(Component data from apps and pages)

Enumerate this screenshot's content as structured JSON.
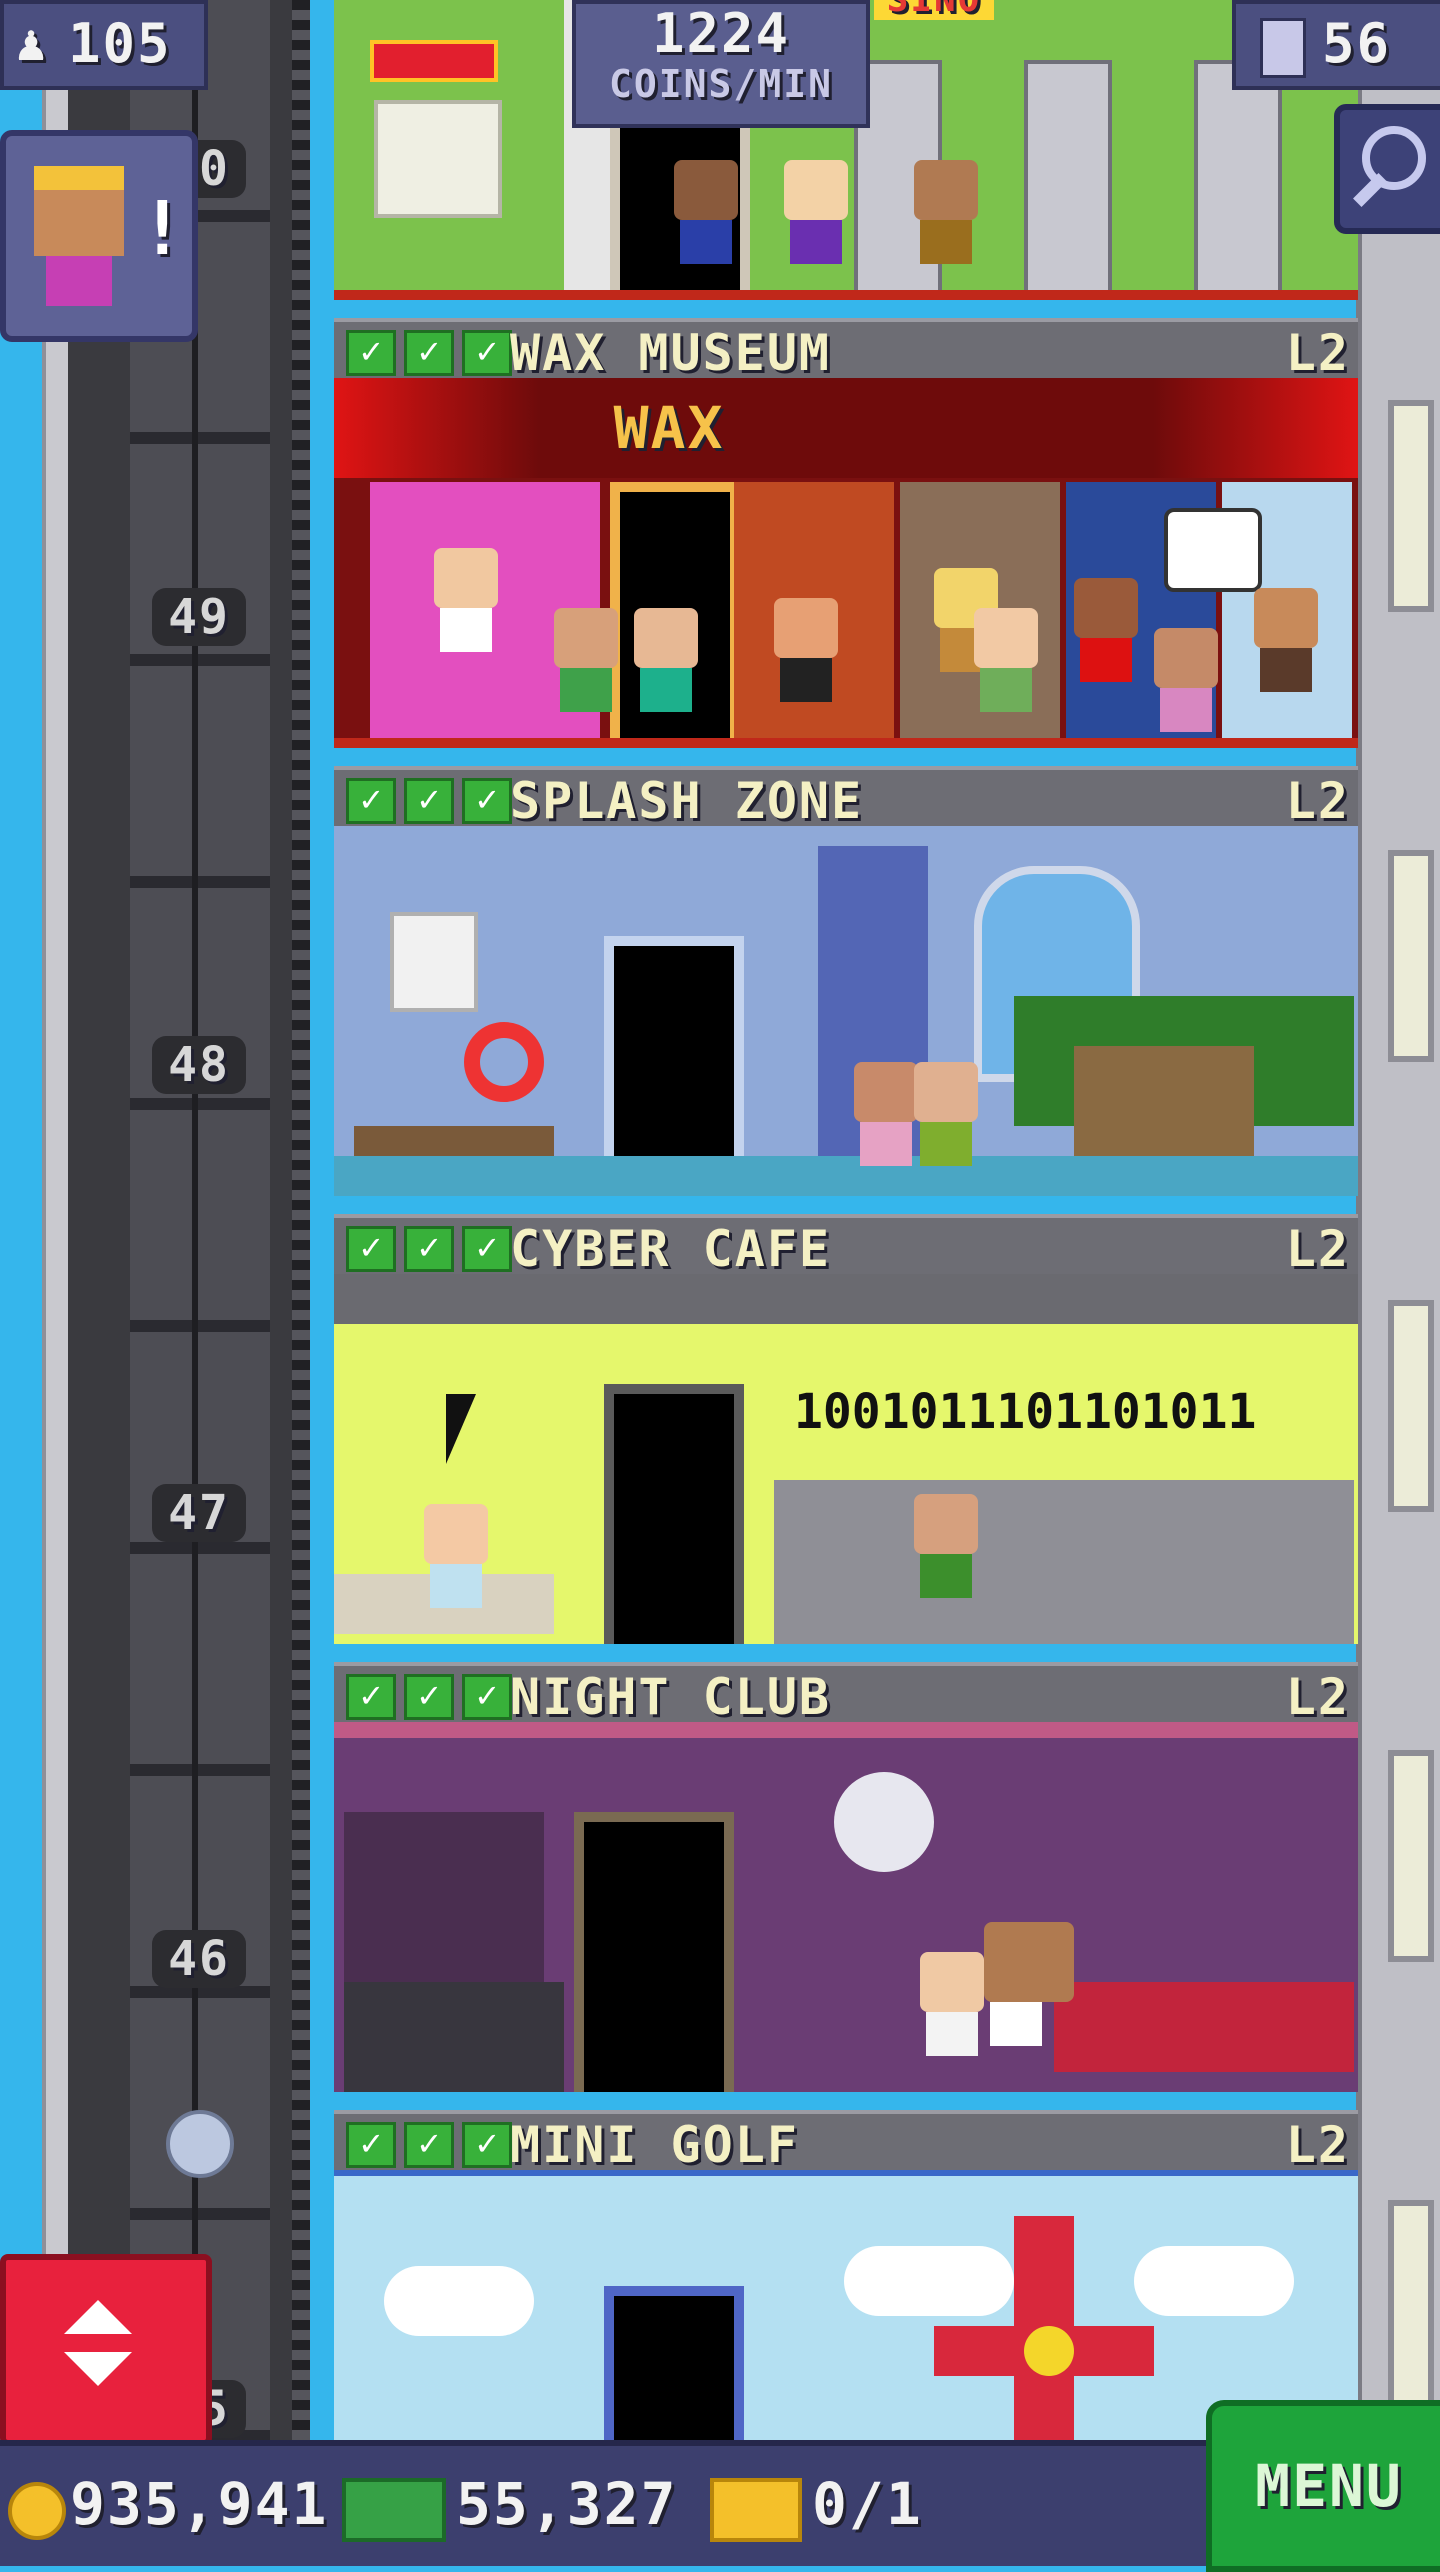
{
  "hud": {
    "population": "105",
    "coins_per_min_value": "1224",
    "coins_per_min_label": "COINS/MIN",
    "floor_count": "56"
  },
  "shaft": {
    "floor_numbers": [
      "50",
      "49",
      "48",
      "47",
      "46",
      "45"
    ]
  },
  "casino_sign": "SINO",
  "floors": [
    {
      "name": "WAX MUSEUM",
      "level": "L2",
      "sign": "WAX"
    },
    {
      "name": "SPLASH ZONE",
      "level": "L2"
    },
    {
      "name": "CYBER CAFE",
      "level": "L2",
      "binary": "1001011101101011"
    },
    {
      "name": "NIGHT CLUB",
      "level": "L2"
    },
    {
      "name": "MINI GOLF",
      "level": "L2"
    }
  ],
  "bottom": {
    "coins": "935,941",
    "bux": "55,327",
    "tickets": "0/1",
    "menu_label": "MENU"
  },
  "notification": {
    "mark": "!"
  },
  "colors": {
    "sky": "#35b6ec",
    "hud_purple": "#4b4f80",
    "menu_green": "#1ea43b",
    "elevator_red": "#e8213d",
    "label_text": "#f4f0c4"
  }
}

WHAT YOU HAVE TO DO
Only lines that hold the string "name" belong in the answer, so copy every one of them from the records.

RESPONSE TO THIS EXERCISE
      "name": "WAX MUSEUM",
      "name": "SPLASH ZONE",
      "name": "CYBER CAFE",
      "name": "NIGHT CLUB",
      "name": "MINI GOLF",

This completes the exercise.